Coming Soon

Exclusive Screenshots Reveal New Music And TV Apps For Mac, by Guilherme Rambo, 9to5Mac

In both apps, the sidebar icons use the tint color of the app, have a drop shadow and follow a continuous color gradient from top to bottom, very different from the monochrome icons that are common in sidebars in previous versions of macOS.


Step Tracker Pedometer++ Features Dark Mode And More With A New Update, by Brent Dirks, AppAdvice

The biggest change is support for fixed timezones. You’ll set a home time zone, and the app will always display your step count in that location. That means streaks and achievements won’t be messed up when traveling.

Alfred 4 Brings Dark Mode, Rich Text Expansion, And More, by Chance Miller, 9to5Mac

Alfred 4 also includes new workflow objects, which “make it even easier to create workflows without any coding skills.”

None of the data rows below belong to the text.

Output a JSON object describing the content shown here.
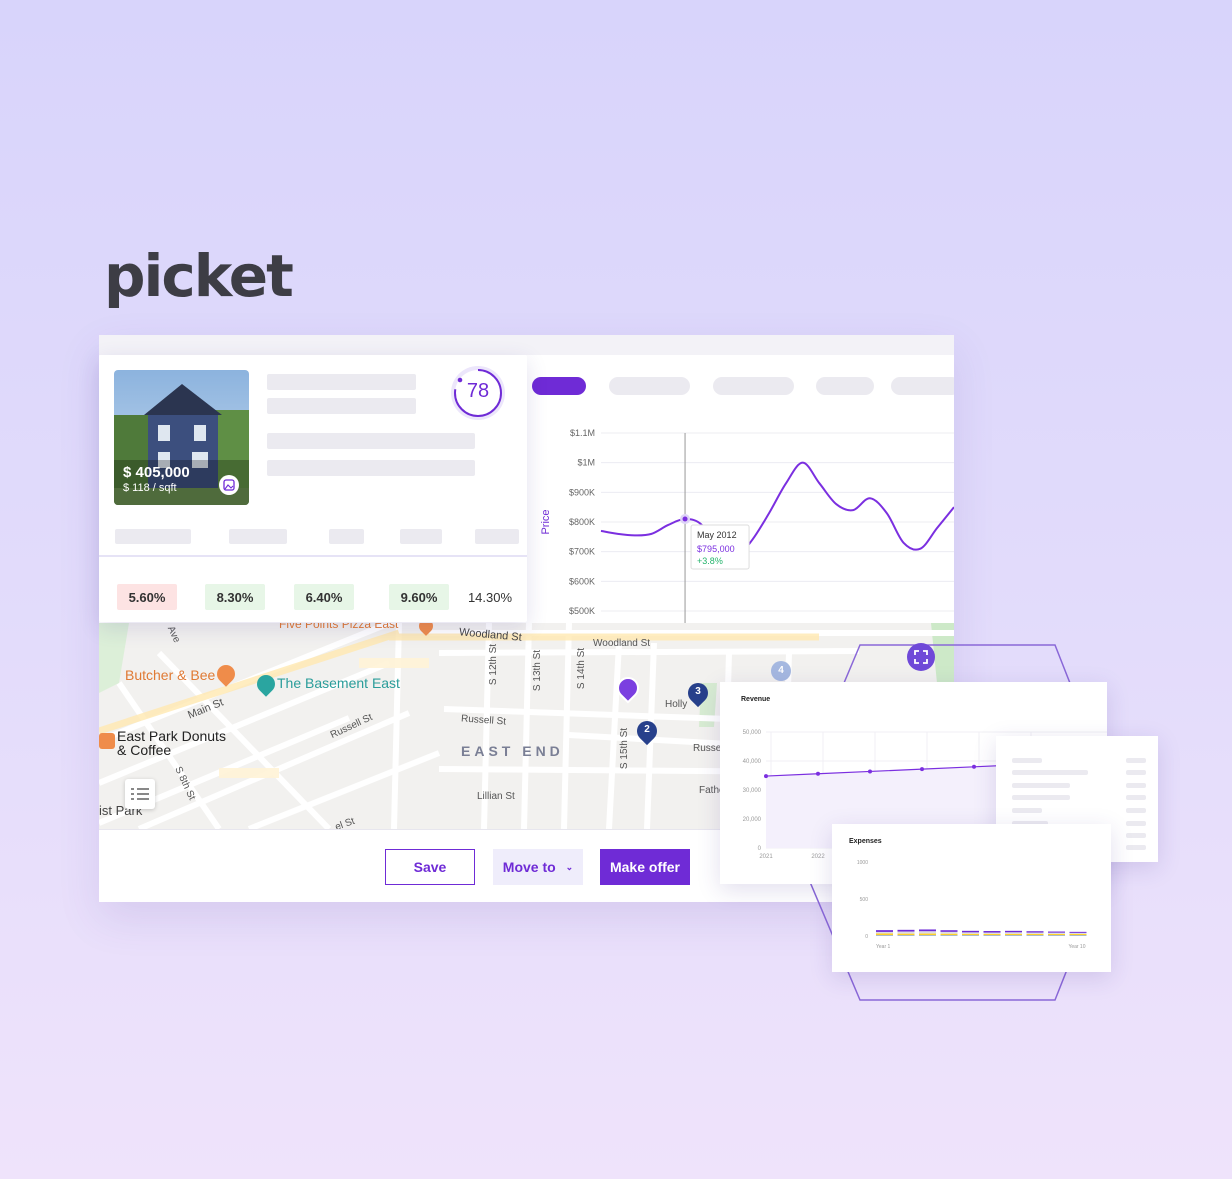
{
  "brand": {
    "logo": "picket"
  },
  "listing": {
    "price": "$ 405,000",
    "price_per_sqft": "$ 118 / sqft",
    "score": "78",
    "metrics": [
      {
        "value": "5.60%",
        "tone": "negative"
      },
      {
        "value": "8.30%",
        "tone": "positive"
      },
      {
        "value": "6.40%",
        "tone": "positive"
      },
      {
        "value": "9.60%",
        "tone": "positive"
      },
      {
        "value": "14.30%",
        "tone": "neutral"
      }
    ]
  },
  "chart_data": [
    {
      "type": "line",
      "ylabel": "Price",
      "yticks": [
        "$1.1M",
        "$1M",
        "$900K",
        "$800K",
        "$700K",
        "$600K",
        "$500K"
      ],
      "ylim": [
        500000,
        1100000
      ],
      "values": [
        770000,
        760000,
        755000,
        760000,
        790000,
        810000,
        790000,
        700000,
        680000,
        740000,
        830000,
        930000,
        1000000,
        930000,
        860000,
        840000,
        880000,
        830000,
        730000,
        710000,
        780000,
        850000
      ],
      "highlight": {
        "index": 5,
        "label": "May 2012",
        "value_text": "$795,000",
        "change": "+3.8%"
      },
      "color": "#7b2fe0"
    },
    {
      "type": "line",
      "title": "Revenue",
      "yticks": [
        "50,000",
        "40,000",
        "30,000",
        "20,000",
        "0"
      ],
      "ylim": [
        0,
        50000
      ],
      "categories": [
        "2021",
        "2022",
        "",
        "",
        "",
        ""
      ],
      "values": [
        31000,
        32000,
        33000,
        34000,
        35000,
        36000
      ],
      "color": "#7b2fe0"
    },
    {
      "type": "bar",
      "title": "Expenses",
      "yticks": [
        "1000",
        "500",
        "0"
      ],
      "ylim": [
        0,
        1000
      ],
      "xlabels": [
        "Year 1",
        "Year 10"
      ],
      "segment_colors": [
        "#4a86d8",
        "#39c3c7",
        "#f08fb9",
        "#ffd02a",
        "#dcdce0",
        "#6f2bd6"
      ],
      "stacks": [
        [
          40,
          60,
          50,
          250,
          250,
          280
        ],
        [
          40,
          60,
          50,
          230,
          330,
          270
        ],
        [
          40,
          60,
          50,
          240,
          370,
          280
        ],
        [
          40,
          60,
          50,
          220,
          290,
          260
        ],
        [
          40,
          60,
          50,
          200,
          230,
          240
        ],
        [
          40,
          60,
          50,
          190,
          210,
          240
        ],
        [
          40,
          60,
          50,
          200,
          240,
          230
        ],
        [
          40,
          60,
          50,
          190,
          210,
          210
        ],
        [
          40,
          60,
          50,
          180,
          200,
          180
        ],
        [
          40,
          60,
          50,
          170,
          180,
          160
        ]
      ]
    }
  ],
  "map": {
    "district": "EAST END",
    "pois": [
      {
        "name": "Butcher & Bee",
        "color": "#e07a34"
      },
      {
        "name": "The Basement East",
        "color": "#2a9d9a"
      },
      {
        "name": "East Park Donuts & Coffee",
        "color": "#222"
      },
      {
        "name": "Five Points Pizza East",
        "color": "#e07a34"
      }
    ],
    "streets": [
      "Woodland St",
      "Woodland St",
      "Main St",
      "Russell St",
      "Russell St",
      "Holly",
      "Lillian St",
      "S 12th St",
      "S 13th St",
      "S 14th St",
      "S 15th St",
      "S 8th St",
      "Ave",
      "Russell",
      "Father",
      "ist Park",
      "el St"
    ],
    "markers": [
      "2",
      "3",
      "4"
    ]
  },
  "actions": {
    "save": "Save",
    "move_to": "Move to",
    "make_offer": "Make offer"
  },
  "colors": {
    "accent": "#6f2bd6",
    "negative_bg": "#fde3e3",
    "positive_bg": "#e7f6e7"
  }
}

Flotato Is A Wildly Clever Way To Get Web Apps On Your Mac, by Dieter Bohn, The Verge

When you launch Flotato, it shows you an array of possible web apps with a little button that says “get.” When you click that button, Flotato creates an app for that thing in your Applications folder. You open it, it opens the web app you chose, and you log in. It’s simple enough, but what it’s actually doing is kind of amazing.


How To Be Happy? A Nearly 90-Year-Old Has Some Advice, by Judith Viorst, Glamour

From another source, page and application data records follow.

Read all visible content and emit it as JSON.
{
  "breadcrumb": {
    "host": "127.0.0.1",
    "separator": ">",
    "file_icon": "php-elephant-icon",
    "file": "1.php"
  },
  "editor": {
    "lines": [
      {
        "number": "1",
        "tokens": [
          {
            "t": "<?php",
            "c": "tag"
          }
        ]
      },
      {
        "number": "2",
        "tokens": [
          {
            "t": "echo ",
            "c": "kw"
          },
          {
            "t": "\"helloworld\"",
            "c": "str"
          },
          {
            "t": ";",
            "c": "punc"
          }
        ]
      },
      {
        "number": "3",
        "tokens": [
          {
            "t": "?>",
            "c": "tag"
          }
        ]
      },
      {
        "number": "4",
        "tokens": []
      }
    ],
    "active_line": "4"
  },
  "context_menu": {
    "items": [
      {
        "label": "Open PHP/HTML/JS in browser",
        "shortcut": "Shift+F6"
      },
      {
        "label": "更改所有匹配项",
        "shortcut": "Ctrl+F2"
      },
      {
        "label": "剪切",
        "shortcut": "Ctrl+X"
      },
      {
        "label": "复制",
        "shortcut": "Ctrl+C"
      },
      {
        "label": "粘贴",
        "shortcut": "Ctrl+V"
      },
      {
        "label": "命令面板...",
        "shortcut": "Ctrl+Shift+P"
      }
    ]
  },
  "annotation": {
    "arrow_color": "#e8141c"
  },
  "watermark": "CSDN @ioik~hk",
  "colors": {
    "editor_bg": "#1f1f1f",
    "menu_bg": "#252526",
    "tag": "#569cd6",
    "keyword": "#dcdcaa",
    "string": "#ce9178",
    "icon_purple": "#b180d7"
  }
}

“What’s been your favorite time of life?” I was asked a couple of months ago. My answer astonished my questioner—and me. For instead of a choice that approximated when I fell in love, or gave birth to my first baby, or held my first published book in my hot little hands, I looked back on my 80-plus years, my nearing 90 years, and said, “Right now.”


Who Is The New iPod Touch Good For? Privacy Hawks, by Patrick Howell O'Neill, Gizmodo

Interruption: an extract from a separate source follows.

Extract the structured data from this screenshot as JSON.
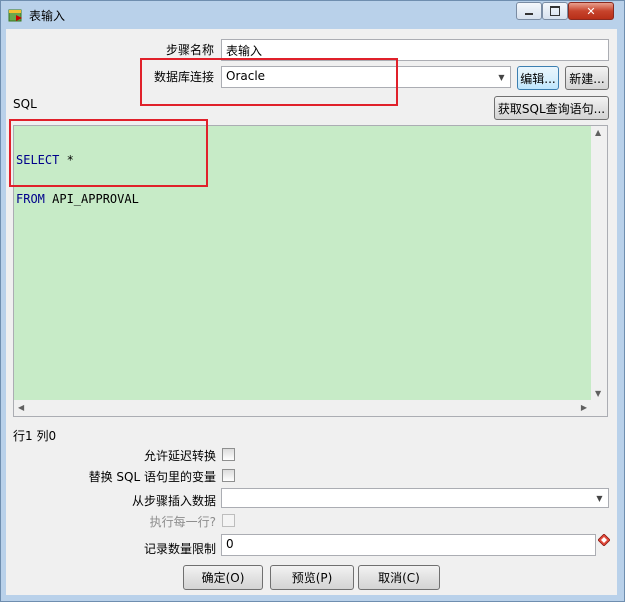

Starting at $199, the iPod Touch makes a solid “burner” device. The reasons for needing a burner can vary from person to person. For traveling journalists, for instance, passing through borders and into foreign countries means their privacy is at risk. Border areas around the world, including in the United States, are notorious for intrusive device searches thanks to policies allowing unlimited suspicionless and indiscriminate device searches. Being in a new country also means a high-risk individual like a journalist may be more easily targeted for surveillance. In that situation, a separate but powerful device that’s trickier to track and that is free from all the data on your personal smartphone can be a useful tool.

Apple And WhatsApp Condemn GCHQ Plans To Eavesdrop On Encrypted Chats, by Alex Hern, The Guardian

A GCHQ proposal that would enable eavesdropping on encrypted chat services has been condemned as a “serious threat” to digital security and human rights.

In an open letter signed by more than 50 companies, civil society organisations and security experts – including Apple, WhatsApp, Liberty and Privacy International – GCHQ was called on to abandon its so-called “ghost protocol”, and instead focus on “protecting privacy rights, cybersecurity, public confidence, and transparency”.

Why Tracking Your Symptoms Can Make You Feel Worse, by Michele Cohen Marill, Wired

Fifteen percent of adults in the US use an app regularly or occasionally to track symptoms of a disease. About as many use a sleep-tracking app to figure out whether they get enough shut-eye.

Thinking (or worrying!) about symptoms, including insomnia, will make them more likely to occur. That is the nocebo effect, the dark sibling of the placebo effect—the mind-over-matter tendency for people to feel better if they take a sugar pill that they believe is an effective medication.

Bottom of the Page

My current phone, iPhone X, is my first phone that has 3D Touch. I've turned off 3D Touch after using it for a while.

My iPad does not have 3D Touch.

And I don't have a trackpad for my Mac that have 3D Toucn. (Or is that called Force Touch? I cannot remember Apple's marketing terms anymore.)

So, I will not miss 3D Touch if Apple removes it this fall.


The reason I turned off 3D Touch: I sometimes get 3D Touch when I meant tap-and-hold, and I sometimes get tap-and-hold when I meant 3D Touch. So, in the end, I told my phone: stop guessing what I meant. From now, it's all tap-and-hold.


Thanks for reading.